Work required>
Each and every line below goes into your answer unchanged, but leave out the images.

Supplied entries>

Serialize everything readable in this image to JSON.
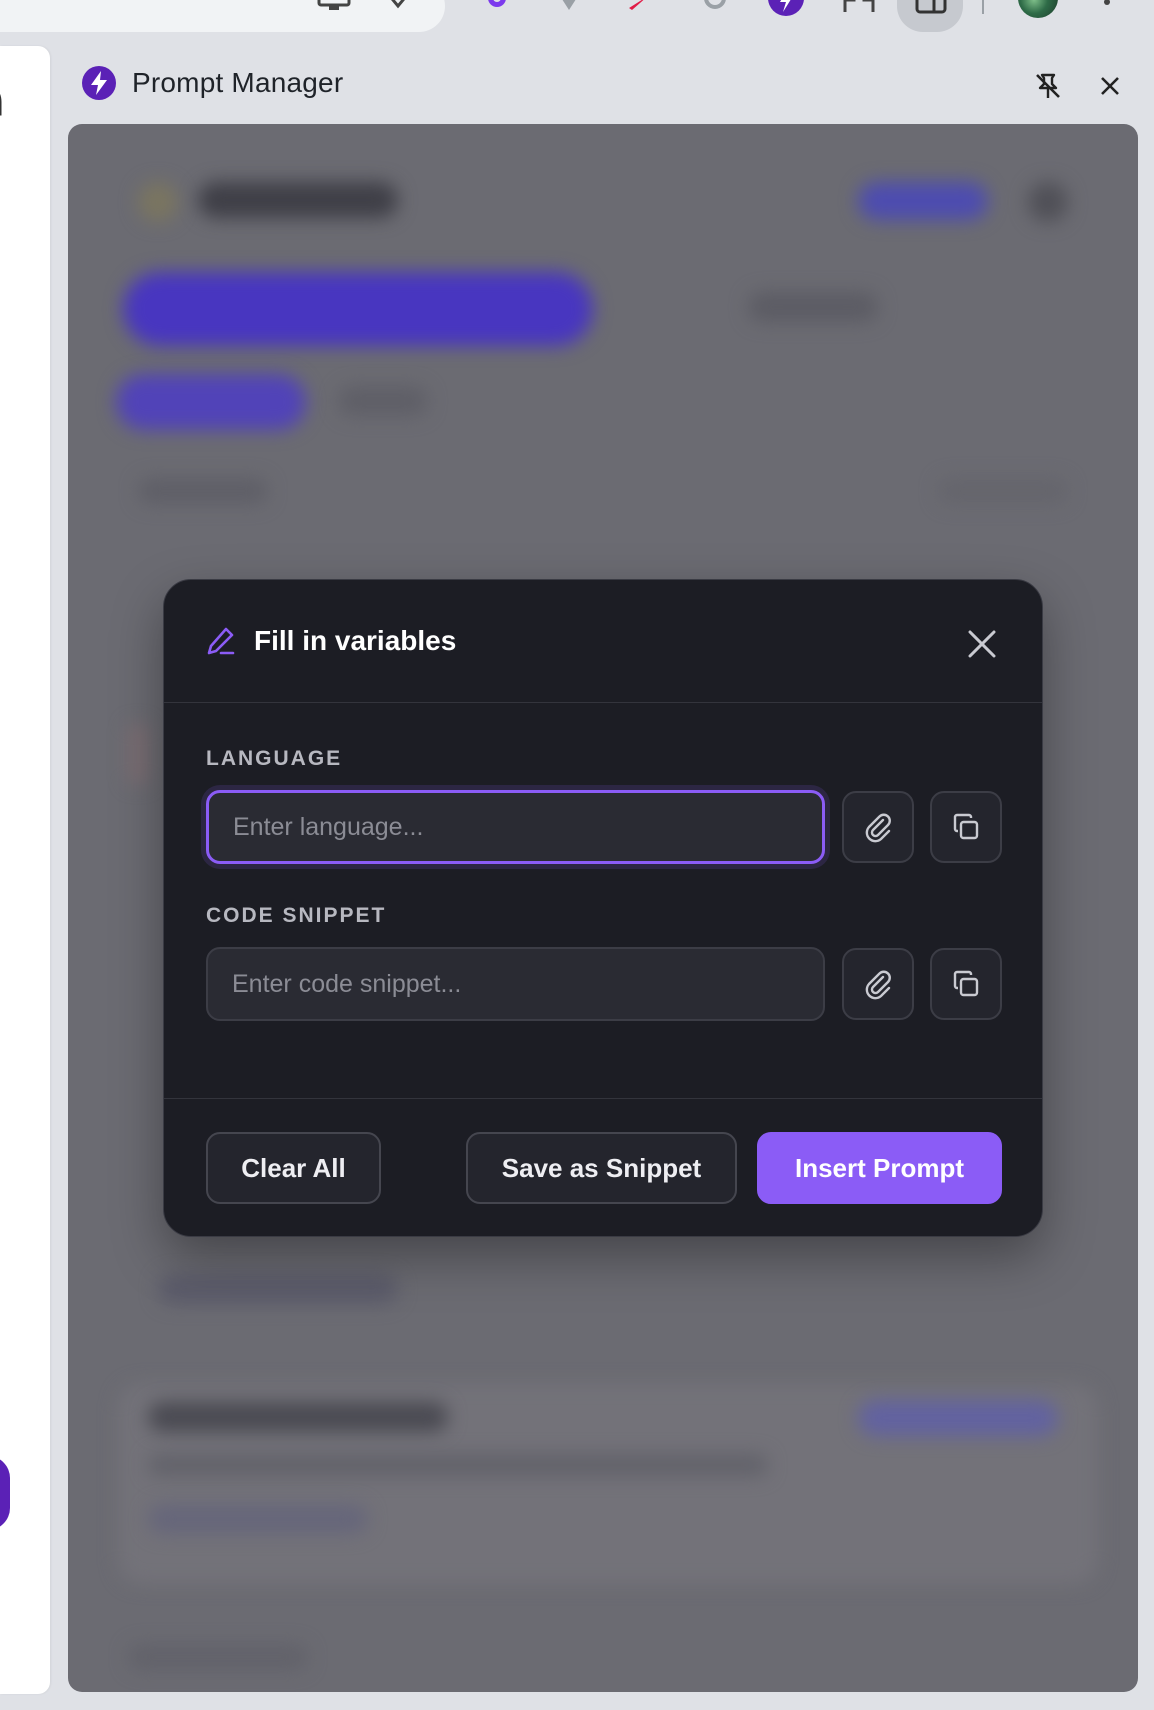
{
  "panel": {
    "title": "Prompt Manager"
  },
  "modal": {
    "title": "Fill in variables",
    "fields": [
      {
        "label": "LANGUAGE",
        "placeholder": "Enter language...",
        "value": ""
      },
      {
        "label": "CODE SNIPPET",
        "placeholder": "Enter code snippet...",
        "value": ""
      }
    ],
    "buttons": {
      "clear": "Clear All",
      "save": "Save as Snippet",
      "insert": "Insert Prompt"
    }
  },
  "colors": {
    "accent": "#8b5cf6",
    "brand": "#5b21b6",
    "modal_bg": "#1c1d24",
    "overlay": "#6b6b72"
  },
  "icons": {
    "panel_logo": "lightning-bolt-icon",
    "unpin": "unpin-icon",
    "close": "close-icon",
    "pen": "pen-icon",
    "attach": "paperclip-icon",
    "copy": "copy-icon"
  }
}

Your solution>
Serialize everything readable in this image to JSON.
{
  "panel": {
    "title": "Prompt Manager"
  },
  "modal": {
    "title": "Fill in variables",
    "fields": [
      {
        "label": "LANGUAGE",
        "placeholder": "Enter language...",
        "value": ""
      },
      {
        "label": "CODE SNIPPET",
        "placeholder": "Enter code snippet...",
        "value": ""
      }
    ],
    "buttons": {
      "clear": "Clear All",
      "save": "Save as Snippet",
      "insert": "Insert Prompt"
    }
  },
  "colors": {
    "accent": "#8b5cf6",
    "brand": "#5b21b6",
    "modal_bg": "#1c1d24",
    "overlay": "#6b6b72"
  },
  "icons": {
    "panel_logo": "lightning-bolt-icon",
    "unpin": "unpin-icon",
    "close": "close-icon",
    "pen": "pen-icon",
    "attach": "paperclip-icon",
    "copy": "copy-icon"
  }
}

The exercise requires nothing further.